Read more on HealthCentral about whether or not your forgetfulness is normal:

Purchase Minding Our Elders: Caregivers Share Their Personal Stories – paperback or ebook

“I hold onto your book as a life preserver and am reading it slowly on purpose...I don't want it to end.”  Craig William Dayton, Film Composer

Global Alzheimer’s Study Now Enrolling


People with Dementia Are Often Undertreated for Pain

PhysicalTherapyWhen people lose their ability to articulate what is causing them pain, this pain is often overlooked by doctors. A recent Slovenian study presented at the Congress of the European Academy of Neurology (EAN) in Copenhagen and conducted by Dr. Martin Rakusa investigated this problem. It involved 452 patients with an average age of 65 who had been treated for diabetes over a period of many years.

Read more on HealthCentral about how pain is often undertreated when people have dementia:

Support a caregiver or jump start discussion in support groups with real stories - for bulk orders of Minding Our Elders e-mail Carol

Global Alzheimer’s Study Now Enrolling


Worried Family Wants Aging Dad to Move from Farm to Town

FenceDear Carol: My dad, who is 84, has lived on the same farm and in the same house that his parents owned all of his life. He and Mom rented out the land ten years ago, but kept a few animals and a large garden. After Mom died, Dad sold the animals except for his house dog. He no longer gardens but he finds simple chores to do that keep him occupied. I know that he feels like he has to look after the home but that leaves him alone out in the country, essentially isolated. He’s in good health but the family worries about him. We want him to move to town and live with one of his adult children or rent an apartment but he resists the idea saying that he wants to stay independent. He’s mentally fine so we don’t feel that we can press too hard. We’re also afraid that if he is forced to move he may just give up on life. Either way we feel guilty. TR

Read full article on Inforum about dad who wants to stay on the farm:

Purchase Minding Our Elders: Caregivers Share Their Personal Stories – paperback or ebook

“I hold onto your book as a life preserver and am reading it slowly on purpose...I don't want it to end.”  Craig William Dayton, Film Composer

Global Alzheimer’s Study Now Enrolling


If You Knew Then What You Know Now: Caregivers and Guilt
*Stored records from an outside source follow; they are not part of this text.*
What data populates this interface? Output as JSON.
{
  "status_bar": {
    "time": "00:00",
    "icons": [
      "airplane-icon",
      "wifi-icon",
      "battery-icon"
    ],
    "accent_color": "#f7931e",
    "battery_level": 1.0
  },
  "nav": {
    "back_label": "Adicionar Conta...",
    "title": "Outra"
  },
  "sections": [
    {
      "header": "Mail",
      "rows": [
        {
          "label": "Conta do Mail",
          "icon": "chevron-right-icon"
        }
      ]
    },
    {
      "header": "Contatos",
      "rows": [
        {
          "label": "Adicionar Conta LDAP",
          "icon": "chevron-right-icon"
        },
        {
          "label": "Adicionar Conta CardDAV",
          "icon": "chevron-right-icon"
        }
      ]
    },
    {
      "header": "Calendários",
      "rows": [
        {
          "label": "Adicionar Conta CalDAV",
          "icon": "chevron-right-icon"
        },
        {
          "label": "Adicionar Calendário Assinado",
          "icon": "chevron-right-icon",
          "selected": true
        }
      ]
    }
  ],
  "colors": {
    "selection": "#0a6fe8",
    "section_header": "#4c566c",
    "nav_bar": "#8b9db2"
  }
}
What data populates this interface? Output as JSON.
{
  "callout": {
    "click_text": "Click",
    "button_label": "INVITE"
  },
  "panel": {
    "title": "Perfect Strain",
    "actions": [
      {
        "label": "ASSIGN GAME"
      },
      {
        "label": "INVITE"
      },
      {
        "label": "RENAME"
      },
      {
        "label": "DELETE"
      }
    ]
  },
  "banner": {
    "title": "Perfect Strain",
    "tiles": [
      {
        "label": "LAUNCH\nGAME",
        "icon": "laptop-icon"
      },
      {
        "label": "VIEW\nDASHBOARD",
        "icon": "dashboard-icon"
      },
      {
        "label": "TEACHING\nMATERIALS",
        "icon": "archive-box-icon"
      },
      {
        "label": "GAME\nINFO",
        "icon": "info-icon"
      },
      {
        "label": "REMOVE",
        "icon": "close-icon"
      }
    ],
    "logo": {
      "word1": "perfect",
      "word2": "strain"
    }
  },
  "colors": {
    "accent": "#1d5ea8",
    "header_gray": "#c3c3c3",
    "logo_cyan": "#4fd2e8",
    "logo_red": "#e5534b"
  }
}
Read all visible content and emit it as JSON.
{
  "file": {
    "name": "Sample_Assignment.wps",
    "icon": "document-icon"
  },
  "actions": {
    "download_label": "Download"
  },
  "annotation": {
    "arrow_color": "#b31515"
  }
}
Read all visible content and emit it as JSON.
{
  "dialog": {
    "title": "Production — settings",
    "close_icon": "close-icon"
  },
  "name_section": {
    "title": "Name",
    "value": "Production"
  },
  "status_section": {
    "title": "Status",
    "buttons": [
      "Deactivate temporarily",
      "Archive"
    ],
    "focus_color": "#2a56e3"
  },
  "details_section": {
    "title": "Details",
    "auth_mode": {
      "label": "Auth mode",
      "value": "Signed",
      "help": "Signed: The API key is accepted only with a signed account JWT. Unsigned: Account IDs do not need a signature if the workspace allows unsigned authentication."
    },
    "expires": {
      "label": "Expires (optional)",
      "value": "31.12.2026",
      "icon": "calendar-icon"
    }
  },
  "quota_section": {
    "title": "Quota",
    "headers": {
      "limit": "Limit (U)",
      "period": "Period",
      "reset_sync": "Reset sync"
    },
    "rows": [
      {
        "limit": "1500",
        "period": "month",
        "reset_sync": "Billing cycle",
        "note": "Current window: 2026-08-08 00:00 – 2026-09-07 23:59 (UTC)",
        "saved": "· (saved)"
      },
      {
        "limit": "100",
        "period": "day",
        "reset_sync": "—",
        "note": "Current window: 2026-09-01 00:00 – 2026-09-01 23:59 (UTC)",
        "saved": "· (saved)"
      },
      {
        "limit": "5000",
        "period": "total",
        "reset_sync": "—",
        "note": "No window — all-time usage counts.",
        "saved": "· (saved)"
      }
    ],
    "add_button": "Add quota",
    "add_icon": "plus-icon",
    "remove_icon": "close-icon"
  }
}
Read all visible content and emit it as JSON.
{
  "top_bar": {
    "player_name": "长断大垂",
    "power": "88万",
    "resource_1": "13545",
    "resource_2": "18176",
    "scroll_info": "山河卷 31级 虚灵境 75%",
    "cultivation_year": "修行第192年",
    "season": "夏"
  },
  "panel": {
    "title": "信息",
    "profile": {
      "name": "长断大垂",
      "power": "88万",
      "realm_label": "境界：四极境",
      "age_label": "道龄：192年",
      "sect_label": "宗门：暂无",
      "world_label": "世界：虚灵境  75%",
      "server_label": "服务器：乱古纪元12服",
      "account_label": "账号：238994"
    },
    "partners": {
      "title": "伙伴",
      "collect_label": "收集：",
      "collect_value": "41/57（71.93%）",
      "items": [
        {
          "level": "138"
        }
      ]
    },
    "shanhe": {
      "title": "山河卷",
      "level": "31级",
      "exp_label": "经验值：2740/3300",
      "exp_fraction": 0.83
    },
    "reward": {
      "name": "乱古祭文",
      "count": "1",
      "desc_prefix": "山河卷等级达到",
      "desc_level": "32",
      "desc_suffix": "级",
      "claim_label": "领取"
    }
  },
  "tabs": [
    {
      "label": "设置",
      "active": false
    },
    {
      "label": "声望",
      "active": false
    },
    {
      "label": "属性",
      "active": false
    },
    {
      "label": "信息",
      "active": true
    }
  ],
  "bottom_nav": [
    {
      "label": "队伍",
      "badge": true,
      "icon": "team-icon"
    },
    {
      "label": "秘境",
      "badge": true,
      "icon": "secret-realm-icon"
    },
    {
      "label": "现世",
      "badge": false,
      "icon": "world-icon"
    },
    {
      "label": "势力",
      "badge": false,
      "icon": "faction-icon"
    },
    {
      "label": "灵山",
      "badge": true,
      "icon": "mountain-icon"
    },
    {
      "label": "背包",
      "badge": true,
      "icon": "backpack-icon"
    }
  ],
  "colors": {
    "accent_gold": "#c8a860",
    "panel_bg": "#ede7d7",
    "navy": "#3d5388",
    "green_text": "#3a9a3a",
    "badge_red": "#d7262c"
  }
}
Caregiver6Much like an adult who realizes that he or she has a "wounded child" living inside – a child who suffers from unearned self-blame or low self-esteem because of life events – many adult caregivers carry the guilt from their "infant" caregiving years to their grave. They spend precious time thinking about how they should have understood someone's needs better, could have been more patient, would have done any number of things better, if only they knew then what they know now.

Read more on Agingcare about how caregivers can torture themselves with unearned guilt:

 

Purchase Minding Our Elders: Caregivers Share Their Personal Stories – paperback or ebook

“I hold onto your book as a life preserver and am reading it slowly on purpose...I don't want it to end.”  Craig William Dayton, Film Composer

Global Alzheimer’s Study Now Enrolling